My old cotton bag is reasonable in humid conditions, but a larger nylon bag I use to reload 5x4 holders gets hot fast. Having your hands hot is surprisingly uncomfortable, too.
A collander or mesh basket inside the bag helps keep the air space. It can't be too large, as you need the flexibility of the bag to move around. The other thing that might help is a bag of activated silica gel. I also keep the bag in a plastic bag when it is not in use to reduce dust.
There are tricks to loading 120 film that are worth trying because it is flimsy compared to 35mm and sheet stock. An old* photographer suggested that I put a slight reverse bend in the start of the film before sliding it into the spiral. I unroll the backing paper until i get to the film, fold it back enough to put a slight crease in the end, and start loading. The fold stiffens the start of the film and makes it easier to keep it in the spiral initially. I do not unroll the whole length, just enough for a few winding cycles. I an also careful to keep my fingers at the guides so that I detect if the film is not feeding straight. I use a thumb nail to tear the tape at the end. The extra tape survives low temperature process fine, and helps separate the second roll if you are double loading the spiral.
This works with white nylon spirals and the old clear Jobo ones. The nylon ones do have to be clean and dry. I have enough spirals that I can swap working sets if I have a lot of development to do.
I also roll up the backing paper before starting on the next roll. I also have a scheme for where the various parts of the tank and film are placed in the bag.

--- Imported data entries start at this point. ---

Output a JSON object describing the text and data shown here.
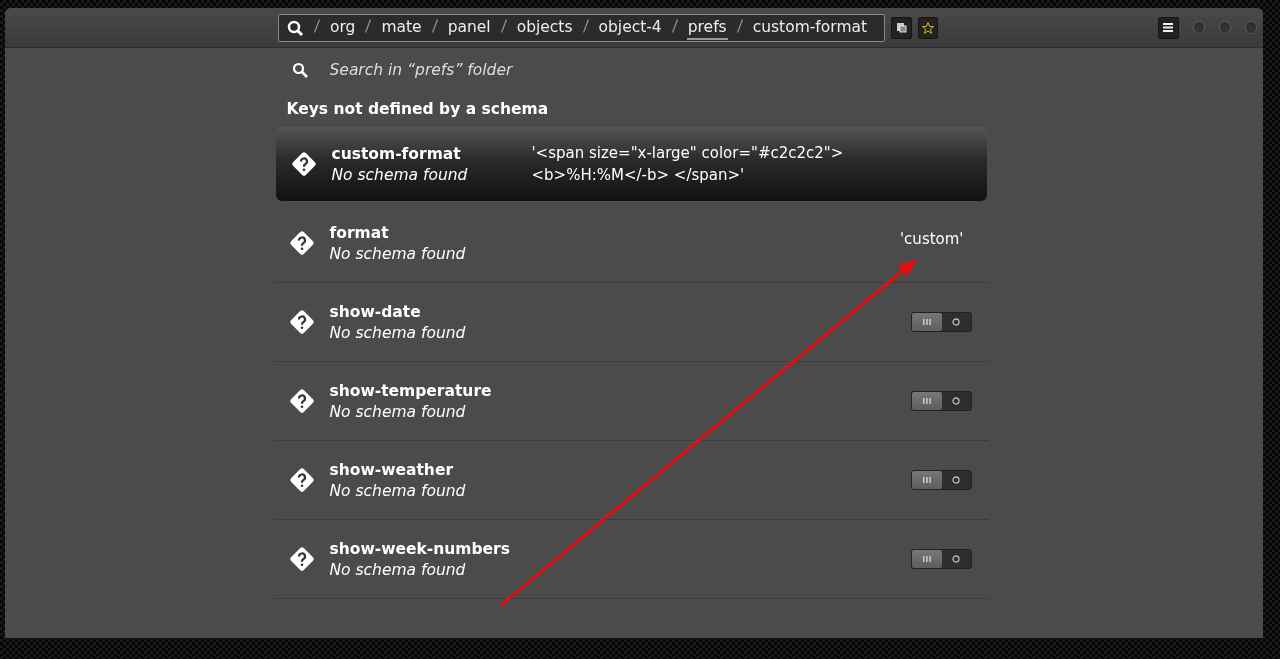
{
  "path_bar": {
    "segments": [
      {
        "label": "org",
        "selected": false
      },
      {
        "label": "mate",
        "selected": false
      },
      {
        "label": "panel",
        "selected": false
      },
      {
        "label": "objects",
        "selected": false
      },
      {
        "label": "object-4",
        "selected": false
      },
      {
        "label": "prefs",
        "selected": true
      },
      {
        "label": "custom-format",
        "selected": false
      }
    ]
  },
  "search": {
    "placeholder": "Search in “prefs” folder"
  },
  "section_title": "Keys not defined by a schema",
  "keys": [
    {
      "kind": "text",
      "name": "custom-format",
      "summary": "No schema found",
      "value": "'<span size=\"x-large\" color=\"#c2c2c2\">  <b>%H:%M</-b> </span>'",
      "selected": true
    },
    {
      "kind": "text",
      "name": "format",
      "summary": "No schema found",
      "value": "'custom'",
      "selected": false
    },
    {
      "kind": "switch",
      "name": "show-date",
      "summary": "No schema found",
      "on": false,
      "selected": false
    },
    {
      "kind": "switch",
      "name": "show-temperature",
      "summary": "No schema found",
      "on": false,
      "selected": false
    },
    {
      "kind": "switch",
      "name": "show-weather",
      "summary": "No schema found",
      "on": false,
      "selected": false
    },
    {
      "kind": "switch",
      "name": "show-week-numbers",
      "summary": "No schema found",
      "on": false,
      "selected": false
    }
  ]
}
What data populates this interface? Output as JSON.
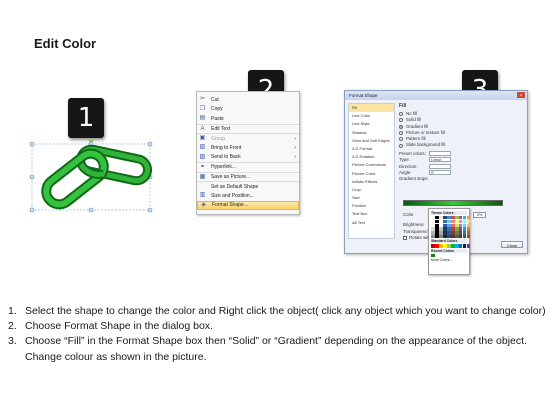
{
  "page": {
    "title": "Edit Color"
  },
  "badges": [
    "1",
    "2",
    "3"
  ],
  "context_menu": {
    "items": [
      {
        "icon": "cut-icon",
        "glyph": "✂",
        "label": "Cut",
        "state": "normal"
      },
      {
        "icon": "copy-icon",
        "glyph": "❐",
        "label": "Copy",
        "state": "normal"
      },
      {
        "icon": "paste-icon",
        "glyph": "▤",
        "label": "Paste",
        "state": "normal"
      },
      {
        "icon": "edit-text-icon",
        "glyph": "A",
        "label": "Edit Text",
        "state": "normal",
        "sep": true
      },
      {
        "icon": "group-icon",
        "glyph": "▣",
        "label": "Group",
        "state": "dim",
        "sep": true,
        "sub": true
      },
      {
        "icon": "bring-front-icon",
        "glyph": "▧",
        "label": "Bring to Front",
        "state": "normal",
        "sub": true
      },
      {
        "icon": "send-back-icon",
        "glyph": "▨",
        "label": "Send to Back",
        "state": "normal",
        "sub": true
      },
      {
        "icon": "hyperlink-icon",
        "glyph": "⚭",
        "label": "Hyperlink...",
        "state": "normal",
        "sep": true
      },
      {
        "icon": "save-picture-icon",
        "glyph": "▦",
        "label": "Save as Picture...",
        "state": "normal",
        "sep": true
      },
      {
        "icon": "default-shape-icon",
        "glyph": "",
        "label": "Set as Default Shape",
        "state": "normal",
        "sep": true
      },
      {
        "icon": "size-position-icon",
        "glyph": "▥",
        "label": "Size and Position...",
        "state": "normal"
      },
      {
        "icon": "format-shape-icon",
        "glyph": "◈",
        "label": "Format Shape...",
        "state": "highlight"
      }
    ]
  },
  "dialog": {
    "title": "Format Shape",
    "close_glyph": "x",
    "sidebar": [
      "Fill",
      "Line Color",
      "Line Style",
      "Shadow",
      "Glow and Soft Edges",
      "3-D Format",
      "3-D Rotation",
      "Picture Corrections",
      "Picture Color",
      "Artistic Effects",
      "Crop",
      "Size",
      "Position",
      "Text Box",
      "Alt Text"
    ],
    "fill_heading": "Fill",
    "fill_options": [
      {
        "label": "No fill",
        "on": false
      },
      {
        "label": "Solid fill",
        "on": false
      },
      {
        "label": "Gradient fill",
        "on": true
      },
      {
        "label": "Picture or texture fill",
        "on": false
      },
      {
        "label": "Pattern fill",
        "on": false
      },
      {
        "label": "Slide background fill",
        "on": false
      }
    ],
    "fields": [
      {
        "label": "Preset colors:",
        "value": ""
      },
      {
        "label": "Type:",
        "value": "Linear"
      },
      {
        "label": "Direction:",
        "value": ""
      },
      {
        "label": "Angle:",
        "value": "0°"
      }
    ],
    "gradient_stops_label": "Gradient stops",
    "color_label": "Color",
    "position_label": "Position:",
    "position_value": "0%",
    "brightness_label": "Brightness",
    "transparency_label": "Transparency",
    "rotate_label": "Rotate with shape",
    "close_button": "Close"
  },
  "palette": {
    "theme_label": "Theme Colors",
    "standard_label": "Standard Colors",
    "recent_label": "Recent Colors",
    "more_label": "More Colors...",
    "theme_top": [
      "#ffffff",
      "#000000",
      "#eeece1",
      "#1f497d",
      "#4f81bd",
      "#c0504d",
      "#9bbb59",
      "#8064a2",
      "#4bacc6",
      "#f79646"
    ],
    "standard": [
      "#c00000",
      "#ff0000",
      "#ffc000",
      "#ffff00",
      "#92d050",
      "#00b050",
      "#00b0f0",
      "#0070c0",
      "#002060",
      "#7030a0"
    ],
    "recent": [
      "#1a7a1a"
    ]
  },
  "instructions": [
    {
      "num": "1.",
      "text": "Select the shape to change the color and Right click the object( click any object which you want to change color)"
    },
    {
      "num": "2.",
      "text": "Choose Format Shape in the dialog box."
    },
    {
      "num": "3.",
      "text": "Choose “Fill” in the Format Shape box then “Solid” or “Gradient” depending on the appearance of the object. Change colour as shown in the picture."
    }
  ]
}
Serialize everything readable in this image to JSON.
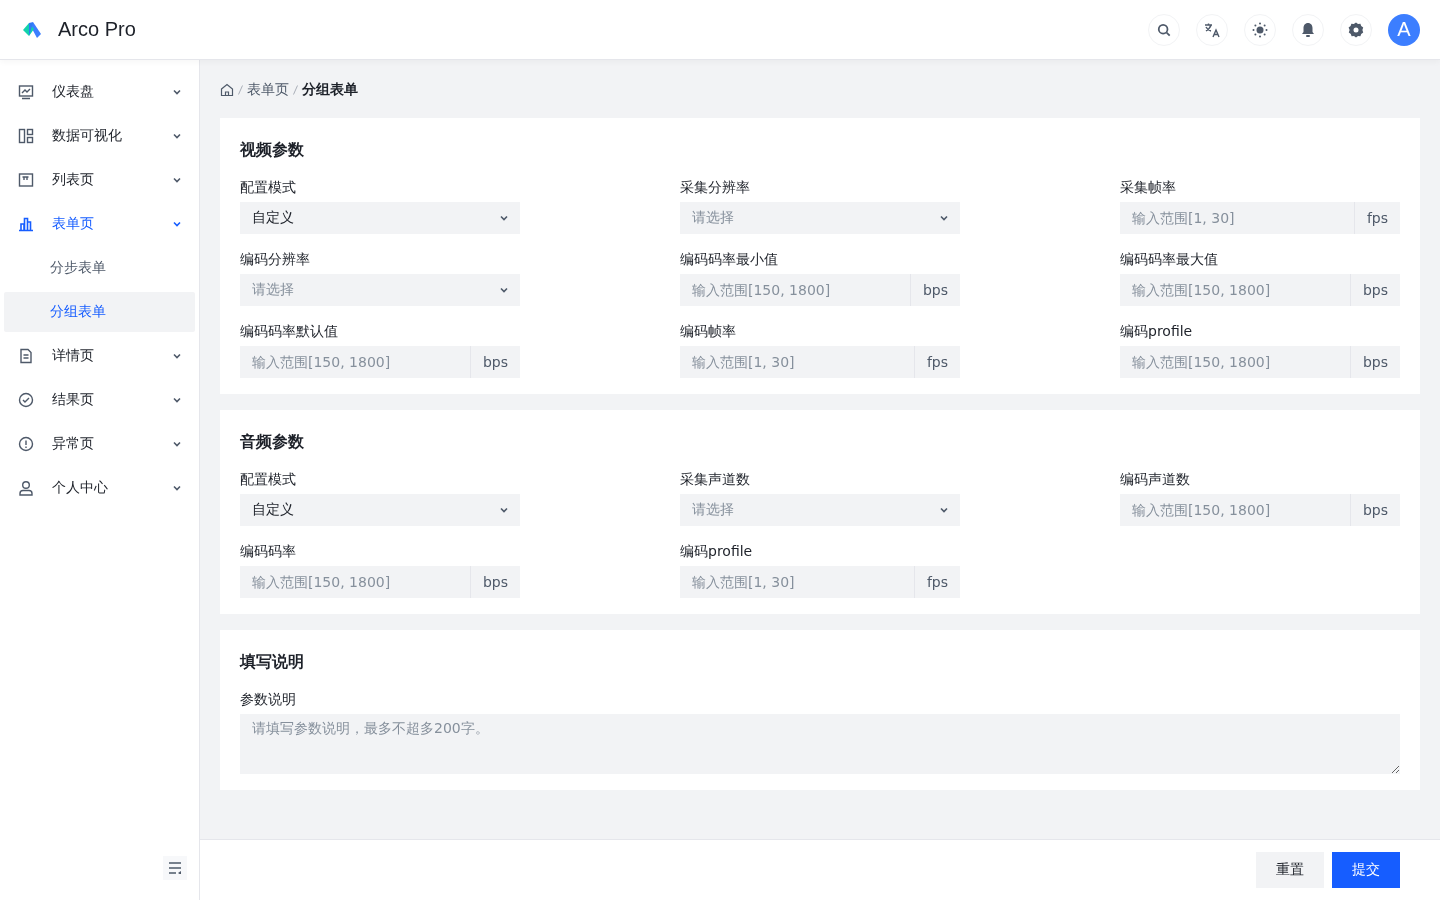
{
  "header": {
    "title": "Arco Pro",
    "tools": [
      {
        "kind": "search"
      },
      {
        "kind": "translate"
      },
      {
        "kind": "sun"
      },
      {
        "kind": "bell"
      },
      {
        "kind": "settings"
      }
    ],
    "avatar": "A"
  },
  "menu": [
    {
      "kind": "dashboard",
      "label": "仪表盘",
      "selected": false
    },
    {
      "kind": "chart",
      "label": "数据可视化",
      "selected": false
    },
    {
      "kind": "list",
      "label": "列表页",
      "selected": false
    },
    {
      "kind": "form",
      "label": "表单页",
      "selected": true,
      "children": [
        {
          "label": "分步表单",
          "selected": false
        },
        {
          "label": "分组表单",
          "selected": true
        }
      ]
    },
    {
      "kind": "detail",
      "label": "详情页",
      "selected": false
    },
    {
      "kind": "result",
      "label": "结果页",
      "selected": false
    },
    {
      "kind": "exception",
      "label": "异常页",
      "selected": false
    },
    {
      "kind": "user",
      "label": "个人中心",
      "selected": false
    }
  ],
  "breadcrumb": [
    "表单页",
    "分组表单"
  ],
  "sections": [
    {
      "title": "视频参数",
      "fields": [
        {
          "kind": "select",
          "label": "配置模式",
          "value": "自定义"
        },
        {
          "kind": "select",
          "label": "采集分辨率",
          "placeholder": "请选择"
        },
        {
          "kind": "input",
          "label": "采集帧率",
          "placeholder": "输入范围[1, 30]",
          "suffix": "fps"
        },
        {
          "kind": "select",
          "label": "编码分辨率",
          "placeholder": "请选择"
        },
        {
          "kind": "input",
          "label": "编码码率最小值",
          "placeholder": "输入范围[150, 1800]",
          "suffix": "bps"
        },
        {
          "kind": "input",
          "label": "编码码率最大值",
          "placeholder": "输入范围[150, 1800]",
          "suffix": "bps"
        },
        {
          "kind": "input",
          "label": "编码码率默认值",
          "placeholder": "输入范围[150, 1800]",
          "suffix": "bps"
        },
        {
          "kind": "input",
          "label": "编码帧率",
          "placeholder": "输入范围[1, 30]",
          "suffix": "fps"
        },
        {
          "kind": "input",
          "label": "编码profile",
          "placeholder": "输入范围[150, 1800]",
          "suffix": "bps"
        }
      ]
    },
    {
      "title": "音频参数",
      "fields": [
        {
          "kind": "select",
          "label": "配置模式",
          "value": "自定义"
        },
        {
          "kind": "select",
          "label": "采集声道数",
          "placeholder": "请选择"
        },
        {
          "kind": "input",
          "label": "编码声道数",
          "placeholder": "输入范围[150, 1800]",
          "suffix": "bps"
        },
        {
          "kind": "input",
          "label": "编码码率",
          "placeholder": "输入范围[150, 1800]",
          "suffix": "bps"
        },
        {
          "kind": "input",
          "label": "编码profile",
          "placeholder": "输入范围[1, 30]",
          "suffix": "fps"
        }
      ]
    },
    {
      "title": "填写说明",
      "fields": [
        {
          "kind": "textarea",
          "label": "参数说明",
          "placeholder": "请填写参数说明，最多不超多200字。"
        }
      ]
    }
  ],
  "actions": [
    {
      "label": "重置",
      "kind": "secondary"
    },
    {
      "label": "提交",
      "kind": "primary"
    }
  ]
}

* Old in this case was 24 years my senior 8-)
I feel, therefore I photograph.